[Task requirements] What you hand back must match the records word for word, with no pictures.

[Source data]
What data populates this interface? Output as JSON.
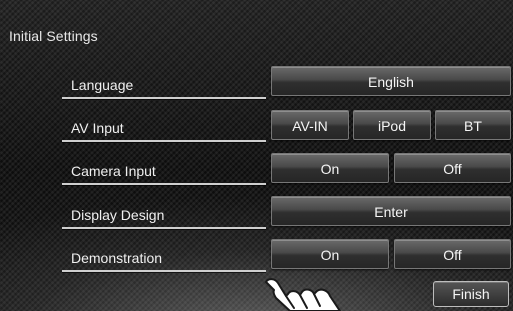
{
  "screen": {
    "title": "Initial Settings"
  },
  "rows": [
    {
      "label": "Language",
      "options": [
        "English"
      ]
    },
    {
      "label": "AV Input",
      "options": [
        "AV-IN",
        "iPod",
        "BT"
      ]
    },
    {
      "label": "Camera Input",
      "options": [
        "On",
        "Off"
      ]
    },
    {
      "label": "Display Design",
      "options": [
        "Enter"
      ]
    },
    {
      "label": "Demonstration",
      "options": [
        "On",
        "Off"
      ]
    }
  ],
  "footer": {
    "finish_label": "Finish"
  },
  "icons": {
    "pointer": "hand-pointer-icon"
  }
}
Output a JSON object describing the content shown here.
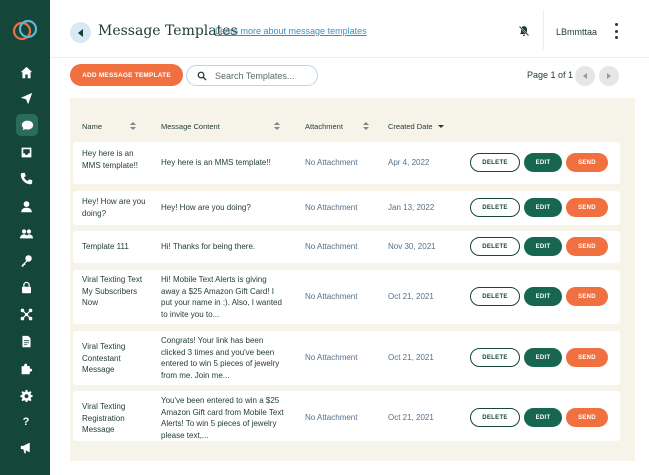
{
  "header": {
    "title": "Message Templates",
    "learn_link": "Learn more about message templates",
    "user_name": "LBmmttaa"
  },
  "toolbar": {
    "add_button": "ADD MESSAGE TEMPLATE",
    "search_placeholder": "Search Templates...",
    "search_value": "",
    "page_info": "Page 1 of 1"
  },
  "sidebar": {
    "items": [
      {
        "icon": "home-icon"
      },
      {
        "icon": "send-icon"
      },
      {
        "icon": "chat-bubble-icon",
        "active": true
      },
      {
        "icon": "inbox-icon"
      },
      {
        "icon": "phone-icon"
      },
      {
        "icon": "user-icon"
      },
      {
        "icon": "group-icon"
      },
      {
        "icon": "key-icon"
      },
      {
        "icon": "lock-icon"
      },
      {
        "icon": "network-icon"
      },
      {
        "icon": "document-icon"
      },
      {
        "icon": "puzzle-icon"
      },
      {
        "icon": "settings-icon"
      },
      {
        "icon": "help-icon",
        "text": "?"
      },
      {
        "icon": "megaphone-icon"
      }
    ]
  },
  "table": {
    "columns": [
      "Name",
      "Message Content",
      "Attachment",
      "Created Date"
    ],
    "action_labels": {
      "delete": "DELETE",
      "edit": "EDIT",
      "send": "SEND"
    },
    "rows": [
      {
        "name": "Hey here is an MMS template!!",
        "content": "Hey here is an MMS template!!",
        "attachment": "No Attachment",
        "date": "Apr 4, 2022"
      },
      {
        "name": "Hey! How are you doing?",
        "content": "Hey! How are you doing?",
        "attachment": "No Attachment",
        "date": "Jan 13, 2022"
      },
      {
        "name": "Template 111",
        "content": "Hi! Thanks for being there.",
        "attachment": "No Attachment",
        "date": "Nov 30, 2021"
      },
      {
        "name": "Viral Texting Text My Subscribers Now",
        "content": "Hi! Mobile Text Alerts is giving away a $25 Amazon Gift Card! I put your name in :). Also, I wanted to invite you to...",
        "attachment": "No Attachment",
        "date": "Oct 21, 2021"
      },
      {
        "name": "Viral Texting Contestant Message",
        "content": "Congrats! Your link has been clicked 3 times and you've been entered to win 5 pieces of jewelry from me. Join me...",
        "attachment": "No Attachment",
        "date": "Oct 21, 2021"
      },
      {
        "name": "Viral Texting Registration Message",
        "content": "You've been entered to win a $25 Amazon Gift card from Mobile Text Alerts! To win 5 pieces of jewelry please text,...",
        "attachment": "No Attachment",
        "date": "Oct 21, 2021"
      }
    ]
  }
}
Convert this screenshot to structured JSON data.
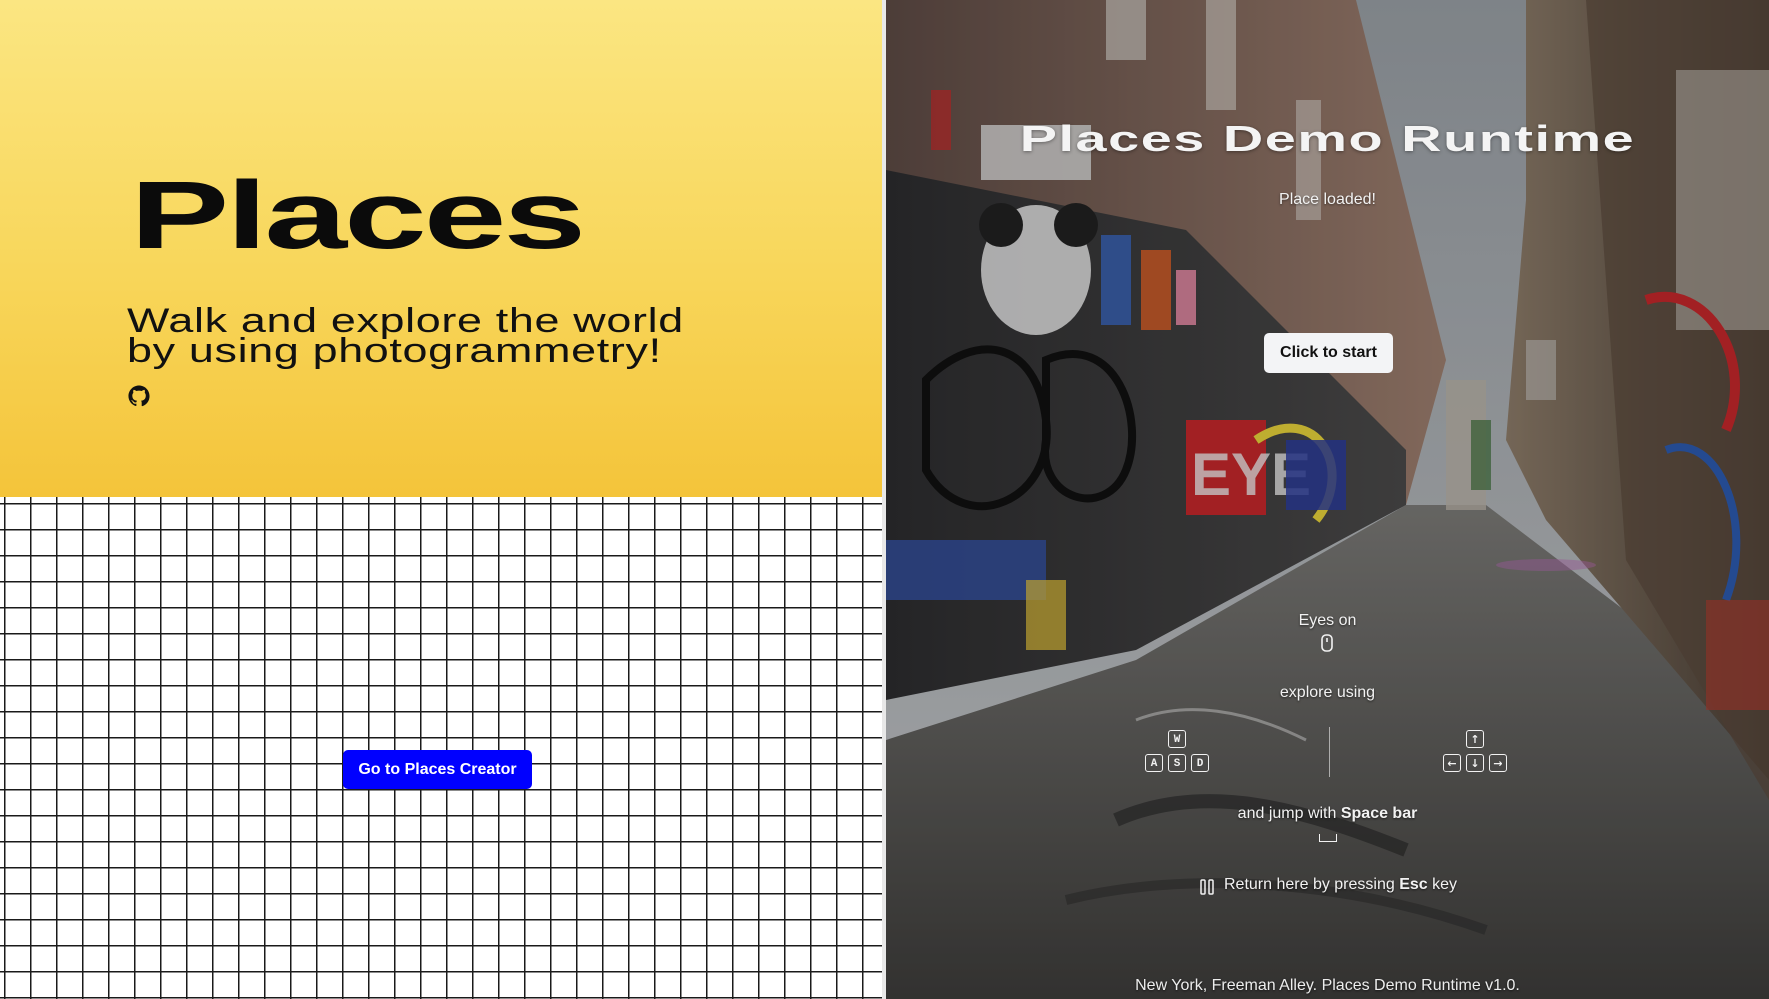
{
  "left": {
    "title": "Places",
    "subtitle_line1": "Walk and explore the world",
    "subtitle_line2": "by using photogrammetry!",
    "github_icon": "github-icon",
    "creator_button": "Go to Places Creator",
    "colors": {
      "hero_top": "#fbe682",
      "hero_bottom": "#f4c43a",
      "button": "#0000ff"
    }
  },
  "runtime": {
    "title": "Places Demo Runtime",
    "status": "Place loaded!",
    "start_button": "Click to start",
    "eyes_label": "Eyes on",
    "mouse_icon": "mouse-icon",
    "explore_label": "explore using",
    "wasd_keys": {
      "w": "W",
      "a": "A",
      "s": "S",
      "d": "D"
    },
    "arrow_keys": {
      "up": "↑",
      "left": "←",
      "down": "↓",
      "right": "→"
    },
    "jump_prefix": "and jump with",
    "jump_key": "Space bar",
    "return_prefix": "Return here by pressing",
    "return_key": "Esc",
    "return_suffix": "key",
    "pause_icon": "pause-icon",
    "footer": "New York, Freeman Alley. Places Demo Runtime v1.0."
  }
}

[Exercise answer]
What data populates this interface? Output as JSON.
{
  "screen": {
    "title": "Initial Settings"
  },
  "rows": [
    {
      "label": "Language",
      "options": [
        "English"
      ]
    },
    {
      "label": "AV Input",
      "options": [
        "AV-IN",
        "iPod",
        "BT"
      ]
    },
    {
      "label": "Camera Input",
      "options": [
        "On",
        "Off"
      ]
    },
    {
      "label": "Display Design",
      "options": [
        "Enter"
      ]
    },
    {
      "label": "Demonstration",
      "options": [
        "On",
        "Off"
      ]
    }
  ],
  "footer": {
    "finish_label": "Finish"
  },
  "icons": {
    "pointer": "hand-pointer-icon"
  }
}
Output a JSON object describing the content shown here.
{
  "header": {
    "title": "Message Templates",
    "learn_link": "Learn more about message templates",
    "user_name": "LBmmttaa"
  },
  "toolbar": {
    "add_button": "ADD MESSAGE TEMPLATE",
    "search_placeholder": "Search Templates...",
    "search_value": "",
    "page_info": "Page 1 of 1"
  },
  "sidebar": {
    "items": [
      {
        "icon": "home-icon"
      },
      {
        "icon": "send-icon"
      },
      {
        "icon": "chat-bubble-icon",
        "active": true
      },
      {
        "icon": "inbox-icon"
      },
      {
        "icon": "phone-icon"
      },
      {
        "icon": "user-icon"
      },
      {
        "icon": "group-icon"
      },
      {
        "icon": "key-icon"
      },
      {
        "icon": "lock-icon"
      },
      {
        "icon": "network-icon"
      },
      {
        "icon": "document-icon"
      },
      {
        "icon": "puzzle-icon"
      },
      {
        "icon": "settings-icon"
      },
      {
        "icon": "help-icon",
        "text": "?"
      },
      {
        "icon": "megaphone-icon"
      }
    ]
  },
  "table": {
    "columns": [
      "Name",
      "Message Content",
      "Attachment",
      "Created Date"
    ],
    "action_labels": {
      "delete": "DELETE",
      "edit": "EDIT",
      "send": "SEND"
    },
    "rows": [
      {
        "name": "Hey here is an MMS template!!",
        "content": "Hey here is an MMS template!!",
        "attachment": "No Attachment",
        "date": "Apr 4, 2022"
      },
      {
        "name": "Hey! How are you doing?",
        "content": "Hey! How are you doing?",
        "attachment": "No Attachment",
        "date": "Jan 13, 2022"
      },
      {
        "name": "Template 111",
        "content": "Hi! Thanks for being there.",
        "attachment": "No Attachment",
        "date": "Nov 30, 2021"
      },
      {
        "name": "Viral Texting Text My Subscribers Now",
        "content": "Hi! Mobile Text Alerts is giving away a $25 Amazon Gift Card! I put your name in :). Also, I wanted to invite you to...",
        "attachment": "No Attachment",
        "date": "Oct 21, 2021"
      },
      {
        "name": "Viral Texting Contestant Message",
        "content": "Congrats! Your link has been clicked 3 times and you've been entered to win 5 pieces of jewelry from me. Join me...",
        "attachment": "No Attachment",
        "date": "Oct 21, 2021"
      },
      {
        "name": "Viral Texting Registration Message",
        "content": "You've been entered to win a $25 Amazon Gift card from Mobile Text Alerts! To win 5 pieces of jewelry please text,...",
        "attachment": "No Attachment",
        "date": "Oct 21, 2021"
      }
    ]
  }
}
Convert this screenshot to structured JSON data.
{
  "left": {
    "title": "Places",
    "subtitle_line1": "Walk and explore the world",
    "subtitle_line2": "by using photogrammetry!",
    "github_icon": "github-icon",
    "creator_button": "Go to Places Creator",
    "colors": {
      "hero_top": "#fbe682",
      "hero_bottom": "#f4c43a",
      "button": "#0000ff"
    }
  },
  "runtime": {
    "title": "Places Demo Runtime",
    "status": "Place loaded!",
    "start_button": "Click to start",
    "eyes_label": "Eyes on",
    "mouse_icon": "mouse-icon",
    "explore_label": "explore using",
    "wasd_keys": {
      "w": "W",
      "a": "A",
      "s": "S",
      "d": "D"
    },
    "arrow_keys": {
      "up": "↑",
      "left": "←",
      "down": "↓",
      "right": "→"
    },
    "jump_prefix": "and jump with",
    "jump_key": "Space bar",
    "return_prefix": "Return here by pressing",
    "return_key": "Esc",
    "return_suffix": "key",
    "pause_icon": "pause-icon",
    "footer": "New York, Freeman Alley. Places Demo Runtime v1.0."
  }
}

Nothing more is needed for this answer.